/---
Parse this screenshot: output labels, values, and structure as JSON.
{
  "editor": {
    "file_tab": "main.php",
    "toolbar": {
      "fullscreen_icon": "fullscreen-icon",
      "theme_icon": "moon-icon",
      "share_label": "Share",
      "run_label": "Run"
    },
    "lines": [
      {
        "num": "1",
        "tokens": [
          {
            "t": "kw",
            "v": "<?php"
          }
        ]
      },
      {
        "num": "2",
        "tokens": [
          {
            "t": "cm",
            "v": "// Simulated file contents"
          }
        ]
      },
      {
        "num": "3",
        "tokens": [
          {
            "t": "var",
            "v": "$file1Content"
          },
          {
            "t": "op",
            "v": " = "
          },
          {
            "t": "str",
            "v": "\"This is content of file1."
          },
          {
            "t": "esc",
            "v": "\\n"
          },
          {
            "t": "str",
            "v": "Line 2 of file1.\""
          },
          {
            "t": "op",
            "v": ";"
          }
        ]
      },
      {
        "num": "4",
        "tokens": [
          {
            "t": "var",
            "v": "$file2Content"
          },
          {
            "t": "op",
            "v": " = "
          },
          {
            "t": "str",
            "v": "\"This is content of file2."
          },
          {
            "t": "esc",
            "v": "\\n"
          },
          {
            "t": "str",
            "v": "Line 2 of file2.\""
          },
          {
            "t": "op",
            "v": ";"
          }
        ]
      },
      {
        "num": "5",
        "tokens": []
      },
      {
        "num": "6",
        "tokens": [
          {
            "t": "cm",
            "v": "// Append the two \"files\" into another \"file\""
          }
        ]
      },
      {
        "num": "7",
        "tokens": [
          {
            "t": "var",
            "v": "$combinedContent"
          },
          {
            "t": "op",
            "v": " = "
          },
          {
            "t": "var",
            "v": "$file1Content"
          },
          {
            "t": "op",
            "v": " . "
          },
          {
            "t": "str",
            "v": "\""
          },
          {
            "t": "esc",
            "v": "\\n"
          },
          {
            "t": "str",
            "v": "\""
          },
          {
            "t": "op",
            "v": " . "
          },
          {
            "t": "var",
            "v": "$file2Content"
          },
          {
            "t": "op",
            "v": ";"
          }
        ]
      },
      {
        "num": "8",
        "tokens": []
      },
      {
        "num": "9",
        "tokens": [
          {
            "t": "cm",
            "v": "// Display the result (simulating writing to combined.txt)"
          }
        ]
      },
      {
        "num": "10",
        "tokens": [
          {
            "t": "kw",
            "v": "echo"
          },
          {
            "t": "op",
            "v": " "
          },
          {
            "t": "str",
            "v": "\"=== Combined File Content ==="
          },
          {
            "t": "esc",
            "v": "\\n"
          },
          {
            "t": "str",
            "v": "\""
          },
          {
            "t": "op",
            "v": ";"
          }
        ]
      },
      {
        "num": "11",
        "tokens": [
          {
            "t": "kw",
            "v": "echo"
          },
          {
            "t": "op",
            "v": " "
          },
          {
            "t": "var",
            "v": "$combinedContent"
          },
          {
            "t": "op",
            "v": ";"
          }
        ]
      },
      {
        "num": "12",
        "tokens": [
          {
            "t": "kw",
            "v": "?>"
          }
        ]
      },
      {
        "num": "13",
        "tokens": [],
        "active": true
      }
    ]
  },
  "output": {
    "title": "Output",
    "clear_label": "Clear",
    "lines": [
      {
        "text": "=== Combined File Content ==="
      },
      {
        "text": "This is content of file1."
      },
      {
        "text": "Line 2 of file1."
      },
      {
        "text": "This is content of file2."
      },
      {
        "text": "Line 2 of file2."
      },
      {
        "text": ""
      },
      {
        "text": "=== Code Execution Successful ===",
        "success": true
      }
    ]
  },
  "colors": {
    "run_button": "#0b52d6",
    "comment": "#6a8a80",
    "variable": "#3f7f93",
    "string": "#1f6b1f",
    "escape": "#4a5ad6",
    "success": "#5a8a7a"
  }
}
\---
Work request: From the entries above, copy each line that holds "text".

Answer area:
        "text": "=== Combined File Content ==="
        "text": "This is content of file1."
        "text": "Line 2 of file1."
        "text": "This is content of file2."
        "text": "Line 2 of file2."
        "text": ""
        "text": "=== Code Execution Successful ===",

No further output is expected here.